| Directions |
Each entry needs to be restated exactly as written.

[Interface dataset entries]
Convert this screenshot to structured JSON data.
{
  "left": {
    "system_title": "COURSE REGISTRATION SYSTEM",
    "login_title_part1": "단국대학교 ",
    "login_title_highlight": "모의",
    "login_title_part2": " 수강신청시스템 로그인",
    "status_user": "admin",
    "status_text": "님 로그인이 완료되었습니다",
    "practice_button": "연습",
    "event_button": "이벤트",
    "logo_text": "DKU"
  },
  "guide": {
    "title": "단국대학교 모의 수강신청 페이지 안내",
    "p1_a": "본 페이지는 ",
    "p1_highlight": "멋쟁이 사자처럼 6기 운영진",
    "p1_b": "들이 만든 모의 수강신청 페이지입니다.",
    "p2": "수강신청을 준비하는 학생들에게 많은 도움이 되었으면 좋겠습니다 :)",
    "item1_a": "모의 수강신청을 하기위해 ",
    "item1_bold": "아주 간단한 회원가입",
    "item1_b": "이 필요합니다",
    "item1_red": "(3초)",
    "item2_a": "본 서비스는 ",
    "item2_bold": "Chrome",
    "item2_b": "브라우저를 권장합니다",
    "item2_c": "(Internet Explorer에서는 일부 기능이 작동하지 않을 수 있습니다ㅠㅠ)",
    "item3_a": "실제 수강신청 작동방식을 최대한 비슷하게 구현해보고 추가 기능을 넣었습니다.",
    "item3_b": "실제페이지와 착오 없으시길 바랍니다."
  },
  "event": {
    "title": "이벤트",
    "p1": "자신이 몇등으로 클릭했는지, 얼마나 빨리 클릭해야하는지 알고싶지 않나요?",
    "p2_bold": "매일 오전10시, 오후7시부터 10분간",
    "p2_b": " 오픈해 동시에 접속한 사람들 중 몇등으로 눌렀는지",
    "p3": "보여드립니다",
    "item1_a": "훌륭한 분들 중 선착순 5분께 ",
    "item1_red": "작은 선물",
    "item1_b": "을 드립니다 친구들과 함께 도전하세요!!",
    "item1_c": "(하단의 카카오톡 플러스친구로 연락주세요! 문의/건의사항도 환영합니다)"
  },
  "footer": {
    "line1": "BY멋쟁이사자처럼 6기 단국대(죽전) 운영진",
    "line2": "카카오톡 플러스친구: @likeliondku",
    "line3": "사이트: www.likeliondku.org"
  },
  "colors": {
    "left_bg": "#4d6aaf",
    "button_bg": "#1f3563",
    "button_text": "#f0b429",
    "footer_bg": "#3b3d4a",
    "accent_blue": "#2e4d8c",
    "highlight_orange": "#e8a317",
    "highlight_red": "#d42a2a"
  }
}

| Output below |
Convert this screenshot to structured JSON data.
{
  "left": {
    "system_title": "COURSE REGISTRATION SYSTEM",
    "login_title_part1": "단국대학교 ",
    "login_title_highlight": "모의",
    "login_title_part2": " 수강신청시스템 로그인",
    "status_user": "admin",
    "status_text": "님 로그인이 완료되었습니다",
    "practice_button": "연습",
    "event_button": "이벤트",
    "logo_text": "DKU"
  },
  "guide": {
    "title": "단국대학교 모의 수강신청 페이지 안내",
    "p1_a": "본 페이지는 ",
    "p1_highlight": "멋쟁이 사자처럼 6기 운영진",
    "p1_b": "들이 만든 모의 수강신청 페이지입니다.",
    "p2": "수강신청을 준비하는 학생들에게 많은 도움이 되었으면 좋겠습니다 :)",
    "item1_a": "모의 수강신청을 하기위해 ",
    "item1_bold": "아주 간단한 회원가입",
    "item1_b": "이 필요합니다",
    "item1_red": "(3초)",
    "item2_a": "본 서비스는 ",
    "item2_bold": "Chrome",
    "item2_b": "브라우저를 권장합니다",
    "item2_c": "(Internet Explorer에서는 일부 기능이 작동하지 않을 수 있습니다ㅠㅠ)",
    "item3_a": "실제 수강신청 작동방식을 최대한 비슷하게 구현해보고 추가 기능을 넣었습니다.",
    "item3_b": "실제페이지와 착오 없으시길 바랍니다."
  },
  "event": {
    "title": "이벤트",
    "p1": "자신이 몇등으로 클릭했는지, 얼마나 빨리 클릭해야하는지 알고싶지 않나요?",
    "p2_bold": "매일 오전10시, 오후7시부터 10분간",
    "p2_b": " 오픈해 동시에 접속한 사람들 중 몇등으로 눌렀는지",
    "p3": "보여드립니다",
    "item1_a": "훌륭한 분들 중 선착순 5분께 ",
    "item1_red": "작은 선물",
    "item1_b": "을 드립니다 친구들과 함께 도전하세요!!",
    "item1_c": "(하단의 카카오톡 플러스친구로 연락주세요! 문의/건의사항도 환영합니다)"
  },
  "footer": {
    "line1": "BY멋쟁이사자처럼 6기 단국대(죽전) 운영진",
    "line2": "카카오톡 플러스친구: @likeliondku",
    "line3": "사이트: www.likeliondku.org"
  },
  "colors": {
    "left_bg": "#4d6aaf",
    "button_bg": "#1f3563",
    "button_text": "#f0b429",
    "footer_bg": "#3b3d4a",
    "accent_blue": "#2e4d8c",
    "highlight_orange": "#e8a317",
    "highlight_red": "#d42a2a"
  }
}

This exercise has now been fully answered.